What you have to do :: Every entry needs to be written out again exactly.
[[ Provided data, beginning ]]
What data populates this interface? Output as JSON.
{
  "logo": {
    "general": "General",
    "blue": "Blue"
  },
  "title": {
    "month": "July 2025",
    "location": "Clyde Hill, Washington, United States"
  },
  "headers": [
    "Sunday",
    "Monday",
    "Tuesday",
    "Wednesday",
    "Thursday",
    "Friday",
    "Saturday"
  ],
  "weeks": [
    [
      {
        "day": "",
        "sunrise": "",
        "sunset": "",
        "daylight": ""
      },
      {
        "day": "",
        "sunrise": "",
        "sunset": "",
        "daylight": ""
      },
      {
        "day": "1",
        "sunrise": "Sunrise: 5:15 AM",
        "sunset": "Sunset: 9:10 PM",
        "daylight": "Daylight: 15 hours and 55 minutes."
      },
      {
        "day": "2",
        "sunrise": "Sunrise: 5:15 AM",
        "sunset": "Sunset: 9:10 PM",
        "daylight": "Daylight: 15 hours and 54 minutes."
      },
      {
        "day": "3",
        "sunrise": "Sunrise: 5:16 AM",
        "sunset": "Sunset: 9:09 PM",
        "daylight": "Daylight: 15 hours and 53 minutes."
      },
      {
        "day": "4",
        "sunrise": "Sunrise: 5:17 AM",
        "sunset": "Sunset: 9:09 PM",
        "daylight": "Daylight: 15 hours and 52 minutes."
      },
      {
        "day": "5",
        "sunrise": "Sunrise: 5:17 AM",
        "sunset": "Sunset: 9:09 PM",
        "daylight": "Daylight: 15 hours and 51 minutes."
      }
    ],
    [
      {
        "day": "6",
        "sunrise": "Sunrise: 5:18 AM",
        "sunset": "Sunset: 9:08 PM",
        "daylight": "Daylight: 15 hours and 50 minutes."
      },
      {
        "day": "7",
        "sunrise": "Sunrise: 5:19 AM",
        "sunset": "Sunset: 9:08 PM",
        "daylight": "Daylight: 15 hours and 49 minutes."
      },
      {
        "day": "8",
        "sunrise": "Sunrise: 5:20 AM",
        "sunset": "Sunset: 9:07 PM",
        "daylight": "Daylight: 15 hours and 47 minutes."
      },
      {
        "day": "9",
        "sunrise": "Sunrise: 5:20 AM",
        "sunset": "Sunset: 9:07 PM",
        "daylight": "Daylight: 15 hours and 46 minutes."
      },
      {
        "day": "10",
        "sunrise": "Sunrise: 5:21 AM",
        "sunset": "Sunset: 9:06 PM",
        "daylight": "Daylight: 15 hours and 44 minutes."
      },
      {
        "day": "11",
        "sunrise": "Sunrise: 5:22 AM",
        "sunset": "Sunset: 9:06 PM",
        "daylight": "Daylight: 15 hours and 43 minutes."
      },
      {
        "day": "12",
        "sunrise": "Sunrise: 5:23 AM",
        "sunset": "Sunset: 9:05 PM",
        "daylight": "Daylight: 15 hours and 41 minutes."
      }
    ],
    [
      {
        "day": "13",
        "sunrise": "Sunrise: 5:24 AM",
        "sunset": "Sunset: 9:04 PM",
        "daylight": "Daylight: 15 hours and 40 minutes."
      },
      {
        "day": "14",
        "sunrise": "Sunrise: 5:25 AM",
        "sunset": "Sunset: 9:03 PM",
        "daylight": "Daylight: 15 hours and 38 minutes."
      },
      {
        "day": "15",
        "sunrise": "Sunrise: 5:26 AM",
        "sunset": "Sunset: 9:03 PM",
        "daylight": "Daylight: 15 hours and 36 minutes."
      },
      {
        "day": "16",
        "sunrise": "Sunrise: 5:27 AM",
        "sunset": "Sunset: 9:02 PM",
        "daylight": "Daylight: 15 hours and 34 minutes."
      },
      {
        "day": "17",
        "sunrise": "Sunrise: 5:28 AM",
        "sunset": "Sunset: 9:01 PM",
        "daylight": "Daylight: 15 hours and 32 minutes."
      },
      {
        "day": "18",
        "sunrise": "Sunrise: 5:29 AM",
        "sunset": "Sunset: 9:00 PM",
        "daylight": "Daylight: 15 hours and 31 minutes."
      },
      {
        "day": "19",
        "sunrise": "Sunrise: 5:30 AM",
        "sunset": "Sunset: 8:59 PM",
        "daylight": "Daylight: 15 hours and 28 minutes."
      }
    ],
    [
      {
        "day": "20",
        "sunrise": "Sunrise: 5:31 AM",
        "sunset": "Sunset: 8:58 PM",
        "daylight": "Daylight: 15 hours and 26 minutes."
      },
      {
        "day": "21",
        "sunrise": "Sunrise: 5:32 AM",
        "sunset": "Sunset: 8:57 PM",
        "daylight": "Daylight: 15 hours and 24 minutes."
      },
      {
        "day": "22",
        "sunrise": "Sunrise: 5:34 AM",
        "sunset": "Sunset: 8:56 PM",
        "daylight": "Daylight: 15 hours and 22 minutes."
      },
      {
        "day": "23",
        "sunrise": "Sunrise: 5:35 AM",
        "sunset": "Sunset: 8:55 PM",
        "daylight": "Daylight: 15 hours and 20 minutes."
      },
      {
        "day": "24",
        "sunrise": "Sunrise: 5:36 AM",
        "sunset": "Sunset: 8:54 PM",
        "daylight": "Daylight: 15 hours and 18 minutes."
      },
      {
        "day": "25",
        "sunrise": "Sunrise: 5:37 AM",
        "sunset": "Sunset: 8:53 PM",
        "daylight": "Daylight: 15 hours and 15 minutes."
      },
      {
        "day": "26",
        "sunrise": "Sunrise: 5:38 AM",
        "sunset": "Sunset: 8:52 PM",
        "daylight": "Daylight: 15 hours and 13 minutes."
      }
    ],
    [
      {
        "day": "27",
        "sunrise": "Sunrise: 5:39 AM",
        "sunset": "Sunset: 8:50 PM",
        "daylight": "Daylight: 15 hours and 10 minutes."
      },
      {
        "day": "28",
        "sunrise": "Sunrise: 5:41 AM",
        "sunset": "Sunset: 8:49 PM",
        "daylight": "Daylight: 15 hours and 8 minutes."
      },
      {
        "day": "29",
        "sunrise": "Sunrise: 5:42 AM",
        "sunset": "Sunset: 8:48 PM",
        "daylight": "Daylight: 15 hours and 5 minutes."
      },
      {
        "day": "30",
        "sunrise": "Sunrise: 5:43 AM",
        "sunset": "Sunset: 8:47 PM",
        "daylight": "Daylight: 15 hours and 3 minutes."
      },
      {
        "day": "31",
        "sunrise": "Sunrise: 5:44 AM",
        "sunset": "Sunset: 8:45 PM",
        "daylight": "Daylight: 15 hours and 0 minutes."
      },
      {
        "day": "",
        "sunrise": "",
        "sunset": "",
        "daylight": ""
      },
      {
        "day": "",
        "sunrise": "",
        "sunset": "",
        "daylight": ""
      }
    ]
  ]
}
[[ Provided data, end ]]
Answer to this exercise ::
What data populates this interface? Output as JSON.
{
  "logo": {
    "general": "General",
    "blue": "Blue"
  },
  "title": {
    "month": "July 2025",
    "location": "Clyde Hill, Washington, United States"
  },
  "headers": [
    "Sunday",
    "Monday",
    "Tuesday",
    "Wednesday",
    "Thursday",
    "Friday",
    "Saturday"
  ],
  "weeks": [
    [
      {
        "day": "",
        "sunrise": "",
        "sunset": "",
        "daylight": ""
      },
      {
        "day": "",
        "sunrise": "",
        "sunset": "",
        "daylight": ""
      },
      {
        "day": "1",
        "sunrise": "Sunrise: 5:15 AM",
        "sunset": "Sunset: 9:10 PM",
        "daylight": "Daylight: 15 hours and 55 minutes."
      },
      {
        "day": "2",
        "sunrise": "Sunrise: 5:15 AM",
        "sunset": "Sunset: 9:10 PM",
        "daylight": "Daylight: 15 hours and 54 minutes."
      },
      {
        "day": "3",
        "sunrise": "Sunrise: 5:16 AM",
        "sunset": "Sunset: 9:09 PM",
        "daylight": "Daylight: 15 hours and 53 minutes."
      },
      {
        "day": "4",
        "sunrise": "Sunrise: 5:17 AM",
        "sunset": "Sunset: 9:09 PM",
        "daylight": "Daylight: 15 hours and 52 minutes."
      },
      {
        "day": "5",
        "sunrise": "Sunrise: 5:17 AM",
        "sunset": "Sunset: 9:09 PM",
        "daylight": "Daylight: 15 hours and 51 minutes."
      }
    ],
    [
      {
        "day": "6",
        "sunrise": "Sunrise: 5:18 AM",
        "sunset": "Sunset: 9:08 PM",
        "daylight": "Daylight: 15 hours and 50 minutes."
      },
      {
        "day": "7",
        "sunrise": "Sunrise: 5:19 AM",
        "sunset": "Sunset: 9:08 PM",
        "daylight": "Daylight: 15 hours and 49 minutes."
      },
      {
        "day": "8",
        "sunrise": "Sunrise: 5:20 AM",
        "sunset": "Sunset: 9:07 PM",
        "daylight": "Daylight: 15 hours and 47 minutes."
      },
      {
        "day": "9",
        "sunrise": "Sunrise: 5:20 AM",
        "sunset": "Sunset: 9:07 PM",
        "daylight": "Daylight: 15 hours and 46 minutes."
      },
      {
        "day": "10",
        "sunrise": "Sunrise: 5:21 AM",
        "sunset": "Sunset: 9:06 PM",
        "daylight": "Daylight: 15 hours and 44 minutes."
      },
      {
        "day": "11",
        "sunrise": "Sunrise: 5:22 AM",
        "sunset": "Sunset: 9:06 PM",
        "daylight": "Daylight: 15 hours and 43 minutes."
      },
      {
        "day": "12",
        "sunrise": "Sunrise: 5:23 AM",
        "sunset": "Sunset: 9:05 PM",
        "daylight": "Daylight: 15 hours and 41 minutes."
      }
    ],
    [
      {
        "day": "13",
        "sunrise": "Sunrise: 5:24 AM",
        "sunset": "Sunset: 9:04 PM",
        "daylight": "Daylight: 15 hours and 40 minutes."
      },
      {
        "day": "14",
        "sunrise": "Sunrise: 5:25 AM",
        "sunset": "Sunset: 9:03 PM",
        "daylight": "Daylight: 15 hours and 38 minutes."
      },
      {
        "day": "15",
        "sunrise": "Sunrise: 5:26 AM",
        "sunset": "Sunset: 9:03 PM",
        "daylight": "Daylight: 15 hours and 36 minutes."
      },
      {
        "day": "16",
        "sunrise": "Sunrise: 5:27 AM",
        "sunset": "Sunset: 9:02 PM",
        "daylight": "Daylight: 15 hours and 34 minutes."
      },
      {
        "day": "17",
        "sunrise": "Sunrise: 5:28 AM",
        "sunset": "Sunset: 9:01 PM",
        "daylight": "Daylight: 15 hours and 32 minutes."
      },
      {
        "day": "18",
        "sunrise": "Sunrise: 5:29 AM",
        "sunset": "Sunset: 9:00 PM",
        "daylight": "Daylight: 15 hours and 31 minutes."
      },
      {
        "day": "19",
        "sunrise": "Sunrise: 5:30 AM",
        "sunset": "Sunset: 8:59 PM",
        "daylight": "Daylight: 15 hours and 28 minutes."
      }
    ],
    [
      {
        "day": "20",
        "sunrise": "Sunrise: 5:31 AM",
        "sunset": "Sunset: 8:58 PM",
        "daylight": "Daylight: 15 hours and 26 minutes."
      },
      {
        "day": "21",
        "sunrise": "Sunrise: 5:32 AM",
        "sunset": "Sunset: 8:57 PM",
        "daylight": "Daylight: 15 hours and 24 minutes."
      },
      {
        "day": "22",
        "sunrise": "Sunrise: 5:34 AM",
        "sunset": "Sunset: 8:56 PM",
        "daylight": "Daylight: 15 hours and 22 minutes."
      },
      {
        "day": "23",
        "sunrise": "Sunrise: 5:35 AM",
        "sunset": "Sunset: 8:55 PM",
        "daylight": "Daylight: 15 hours and 20 minutes."
      },
      {
        "day": "24",
        "sunrise": "Sunrise: 5:36 AM",
        "sunset": "Sunset: 8:54 PM",
        "daylight": "Daylight: 15 hours and 18 minutes."
      },
      {
        "day": "25",
        "sunrise": "Sunrise: 5:37 AM",
        "sunset": "Sunset: 8:53 PM",
        "daylight": "Daylight: 15 hours and 15 minutes."
      },
      {
        "day": "26",
        "sunrise": "Sunrise: 5:38 AM",
        "sunset": "Sunset: 8:52 PM",
        "daylight": "Daylight: 15 hours and 13 minutes."
      }
    ],
    [
      {
        "day": "27",
        "sunrise": "Sunrise: 5:39 AM",
        "sunset": "Sunset: 8:50 PM",
        "daylight": "Daylight: 15 hours and 10 minutes."
      },
      {
        "day": "28",
        "sunrise": "Sunrise: 5:41 AM",
        "sunset": "Sunset: 8:49 PM",
        "daylight": "Daylight: 15 hours and 8 minutes."
      },
      {
        "day": "29",
        "sunrise": "Sunrise: 5:42 AM",
        "sunset": "Sunset: 8:48 PM",
        "daylight": "Daylight: 15 hours and 5 minutes."
      },
      {
        "day": "30",
        "sunrise": "Sunrise: 5:43 AM",
        "sunset": "Sunset: 8:47 PM",
        "daylight": "Daylight: 15 hours and 3 minutes."
      },
      {
        "day": "31",
        "sunrise": "Sunrise: 5:44 AM",
        "sunset": "Sunset: 8:45 PM",
        "daylight": "Daylight: 15 hours and 0 minutes."
      },
      {
        "day": "",
        "sunrise": "",
        "sunset": "",
        "daylight": ""
      },
      {
        "day": "",
        "sunrise": "",
        "sunset": "",
        "daylight": ""
      }
    ]
  ]
}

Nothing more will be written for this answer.